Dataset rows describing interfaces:
▬▬▬

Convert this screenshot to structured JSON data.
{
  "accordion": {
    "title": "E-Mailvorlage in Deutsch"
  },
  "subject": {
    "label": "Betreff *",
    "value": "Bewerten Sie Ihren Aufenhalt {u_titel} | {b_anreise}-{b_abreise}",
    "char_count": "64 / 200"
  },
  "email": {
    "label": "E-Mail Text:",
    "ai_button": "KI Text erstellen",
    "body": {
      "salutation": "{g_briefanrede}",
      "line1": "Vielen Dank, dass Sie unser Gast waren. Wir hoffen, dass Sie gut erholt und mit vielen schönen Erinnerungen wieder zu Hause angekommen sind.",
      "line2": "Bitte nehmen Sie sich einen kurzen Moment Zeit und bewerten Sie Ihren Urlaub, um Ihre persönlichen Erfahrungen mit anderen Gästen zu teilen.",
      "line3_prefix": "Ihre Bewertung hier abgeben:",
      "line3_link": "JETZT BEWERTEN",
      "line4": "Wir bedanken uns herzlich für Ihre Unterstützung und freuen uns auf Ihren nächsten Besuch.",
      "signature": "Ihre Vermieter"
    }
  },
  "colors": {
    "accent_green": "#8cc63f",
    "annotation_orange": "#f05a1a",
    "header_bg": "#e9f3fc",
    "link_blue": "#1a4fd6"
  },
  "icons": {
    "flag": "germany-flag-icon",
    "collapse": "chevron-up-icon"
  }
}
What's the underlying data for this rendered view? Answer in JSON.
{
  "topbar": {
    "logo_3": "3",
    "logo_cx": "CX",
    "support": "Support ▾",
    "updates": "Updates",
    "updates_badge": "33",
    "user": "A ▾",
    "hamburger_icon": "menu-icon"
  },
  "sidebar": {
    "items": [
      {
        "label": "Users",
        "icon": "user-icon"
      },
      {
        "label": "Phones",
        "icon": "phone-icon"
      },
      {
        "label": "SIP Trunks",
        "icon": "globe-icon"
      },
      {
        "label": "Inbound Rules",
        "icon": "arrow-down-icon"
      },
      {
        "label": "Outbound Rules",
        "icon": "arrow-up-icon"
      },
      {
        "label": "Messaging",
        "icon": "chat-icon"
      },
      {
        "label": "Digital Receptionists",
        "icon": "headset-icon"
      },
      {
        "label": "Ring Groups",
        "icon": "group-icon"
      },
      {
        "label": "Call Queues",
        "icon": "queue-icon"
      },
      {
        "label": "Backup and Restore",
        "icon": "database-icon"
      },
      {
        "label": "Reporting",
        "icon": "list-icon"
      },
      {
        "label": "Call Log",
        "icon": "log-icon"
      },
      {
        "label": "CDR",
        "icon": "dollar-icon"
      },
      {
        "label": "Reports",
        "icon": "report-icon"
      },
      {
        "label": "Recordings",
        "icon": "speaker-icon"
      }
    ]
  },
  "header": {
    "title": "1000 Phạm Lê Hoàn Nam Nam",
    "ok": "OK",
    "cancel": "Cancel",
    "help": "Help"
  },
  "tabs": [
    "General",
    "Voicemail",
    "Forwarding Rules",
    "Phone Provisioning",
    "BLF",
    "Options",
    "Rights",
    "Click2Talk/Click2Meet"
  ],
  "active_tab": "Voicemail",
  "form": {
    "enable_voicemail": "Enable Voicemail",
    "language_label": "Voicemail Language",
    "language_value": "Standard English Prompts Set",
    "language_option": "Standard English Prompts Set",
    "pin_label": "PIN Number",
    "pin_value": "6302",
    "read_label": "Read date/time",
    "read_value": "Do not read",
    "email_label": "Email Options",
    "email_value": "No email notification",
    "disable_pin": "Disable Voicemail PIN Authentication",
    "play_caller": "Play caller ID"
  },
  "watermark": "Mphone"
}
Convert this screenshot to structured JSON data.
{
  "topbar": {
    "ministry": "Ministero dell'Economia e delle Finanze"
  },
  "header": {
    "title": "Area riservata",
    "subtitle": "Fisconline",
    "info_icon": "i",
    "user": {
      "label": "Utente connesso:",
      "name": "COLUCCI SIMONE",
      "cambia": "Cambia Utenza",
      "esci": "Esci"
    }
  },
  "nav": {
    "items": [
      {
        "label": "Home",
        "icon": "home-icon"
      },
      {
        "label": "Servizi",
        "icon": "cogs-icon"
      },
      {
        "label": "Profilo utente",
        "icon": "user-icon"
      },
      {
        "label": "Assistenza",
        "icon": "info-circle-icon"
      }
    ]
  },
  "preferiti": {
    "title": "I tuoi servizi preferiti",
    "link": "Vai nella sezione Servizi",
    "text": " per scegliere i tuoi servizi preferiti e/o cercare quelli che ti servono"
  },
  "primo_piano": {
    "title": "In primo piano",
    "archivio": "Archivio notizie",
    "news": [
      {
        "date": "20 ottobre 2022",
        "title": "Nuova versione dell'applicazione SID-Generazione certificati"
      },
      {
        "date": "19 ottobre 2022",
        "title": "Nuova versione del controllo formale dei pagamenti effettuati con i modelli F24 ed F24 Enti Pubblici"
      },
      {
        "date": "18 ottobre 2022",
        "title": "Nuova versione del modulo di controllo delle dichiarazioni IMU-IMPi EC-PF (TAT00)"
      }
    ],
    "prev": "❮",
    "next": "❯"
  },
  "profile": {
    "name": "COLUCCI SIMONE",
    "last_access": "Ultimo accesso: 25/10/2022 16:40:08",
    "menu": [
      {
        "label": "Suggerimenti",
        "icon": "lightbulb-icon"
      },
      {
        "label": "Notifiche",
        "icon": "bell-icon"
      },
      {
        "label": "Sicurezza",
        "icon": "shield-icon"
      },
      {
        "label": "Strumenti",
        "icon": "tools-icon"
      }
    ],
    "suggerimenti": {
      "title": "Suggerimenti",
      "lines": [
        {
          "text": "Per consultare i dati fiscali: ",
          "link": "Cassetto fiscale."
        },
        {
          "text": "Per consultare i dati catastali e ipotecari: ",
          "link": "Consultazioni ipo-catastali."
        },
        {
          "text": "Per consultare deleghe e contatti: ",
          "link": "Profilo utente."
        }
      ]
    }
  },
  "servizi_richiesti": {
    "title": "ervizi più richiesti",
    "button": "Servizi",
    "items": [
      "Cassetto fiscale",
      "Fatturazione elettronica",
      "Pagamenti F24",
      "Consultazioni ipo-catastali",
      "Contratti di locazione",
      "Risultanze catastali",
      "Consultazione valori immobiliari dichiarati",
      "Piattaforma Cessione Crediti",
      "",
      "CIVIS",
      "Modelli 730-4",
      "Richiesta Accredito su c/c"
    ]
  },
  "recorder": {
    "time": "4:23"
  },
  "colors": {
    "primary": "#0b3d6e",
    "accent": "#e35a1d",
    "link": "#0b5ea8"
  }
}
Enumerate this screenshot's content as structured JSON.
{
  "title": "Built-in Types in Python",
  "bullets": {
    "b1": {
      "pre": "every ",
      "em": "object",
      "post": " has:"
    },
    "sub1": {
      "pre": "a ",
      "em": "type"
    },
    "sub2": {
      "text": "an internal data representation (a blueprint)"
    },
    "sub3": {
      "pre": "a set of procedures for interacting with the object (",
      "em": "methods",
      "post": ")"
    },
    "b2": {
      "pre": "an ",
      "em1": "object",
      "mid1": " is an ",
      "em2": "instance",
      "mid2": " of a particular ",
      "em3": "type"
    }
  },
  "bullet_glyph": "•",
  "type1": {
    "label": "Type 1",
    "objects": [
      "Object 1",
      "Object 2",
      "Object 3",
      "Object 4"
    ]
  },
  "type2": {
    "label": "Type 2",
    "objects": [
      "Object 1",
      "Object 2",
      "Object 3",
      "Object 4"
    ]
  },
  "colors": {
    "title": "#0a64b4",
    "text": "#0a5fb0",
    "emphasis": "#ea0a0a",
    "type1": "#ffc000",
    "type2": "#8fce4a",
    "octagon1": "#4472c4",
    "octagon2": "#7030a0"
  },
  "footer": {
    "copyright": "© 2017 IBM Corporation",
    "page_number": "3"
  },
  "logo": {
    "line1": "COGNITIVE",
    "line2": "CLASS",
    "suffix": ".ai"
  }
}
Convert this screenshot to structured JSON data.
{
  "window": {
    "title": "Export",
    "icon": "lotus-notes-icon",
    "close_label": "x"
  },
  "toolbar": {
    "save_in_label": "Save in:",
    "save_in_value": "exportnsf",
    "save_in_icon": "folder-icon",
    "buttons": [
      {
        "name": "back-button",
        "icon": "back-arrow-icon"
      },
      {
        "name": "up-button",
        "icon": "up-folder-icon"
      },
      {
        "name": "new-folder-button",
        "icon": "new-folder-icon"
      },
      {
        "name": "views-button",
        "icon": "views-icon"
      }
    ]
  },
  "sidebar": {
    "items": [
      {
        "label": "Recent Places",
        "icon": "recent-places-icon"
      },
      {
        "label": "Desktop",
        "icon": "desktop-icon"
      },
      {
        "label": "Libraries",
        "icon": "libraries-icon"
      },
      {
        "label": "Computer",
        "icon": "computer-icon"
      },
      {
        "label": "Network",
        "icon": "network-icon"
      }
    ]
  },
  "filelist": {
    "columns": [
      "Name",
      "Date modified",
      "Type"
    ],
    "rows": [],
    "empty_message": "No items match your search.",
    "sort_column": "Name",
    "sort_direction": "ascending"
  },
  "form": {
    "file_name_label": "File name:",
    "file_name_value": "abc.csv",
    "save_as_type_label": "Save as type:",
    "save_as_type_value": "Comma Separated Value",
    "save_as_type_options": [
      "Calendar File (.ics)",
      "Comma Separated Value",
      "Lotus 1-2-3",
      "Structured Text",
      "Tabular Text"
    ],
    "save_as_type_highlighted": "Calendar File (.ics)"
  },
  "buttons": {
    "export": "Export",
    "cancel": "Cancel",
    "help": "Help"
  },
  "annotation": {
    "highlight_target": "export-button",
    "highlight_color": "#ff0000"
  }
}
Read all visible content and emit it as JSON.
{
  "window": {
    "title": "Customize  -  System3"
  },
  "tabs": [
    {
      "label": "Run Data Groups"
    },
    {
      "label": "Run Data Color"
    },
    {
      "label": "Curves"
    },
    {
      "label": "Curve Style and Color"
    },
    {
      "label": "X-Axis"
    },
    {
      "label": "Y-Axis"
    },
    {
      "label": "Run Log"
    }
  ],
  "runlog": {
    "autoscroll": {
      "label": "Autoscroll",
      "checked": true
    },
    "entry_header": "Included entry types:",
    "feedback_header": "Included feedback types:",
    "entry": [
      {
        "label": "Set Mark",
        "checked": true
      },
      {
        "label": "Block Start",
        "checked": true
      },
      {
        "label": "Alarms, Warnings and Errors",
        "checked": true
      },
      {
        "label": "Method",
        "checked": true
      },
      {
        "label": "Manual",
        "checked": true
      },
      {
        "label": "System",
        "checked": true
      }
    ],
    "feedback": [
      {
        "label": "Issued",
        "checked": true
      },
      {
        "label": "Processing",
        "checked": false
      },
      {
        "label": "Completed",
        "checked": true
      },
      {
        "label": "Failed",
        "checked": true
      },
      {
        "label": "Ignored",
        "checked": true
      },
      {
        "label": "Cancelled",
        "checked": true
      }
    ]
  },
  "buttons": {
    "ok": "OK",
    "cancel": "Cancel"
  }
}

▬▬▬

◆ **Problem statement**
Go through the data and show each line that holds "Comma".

◆ **Solution**
    "save_as_type_value": "Comma Separated Value",
      "Comma Separated Value",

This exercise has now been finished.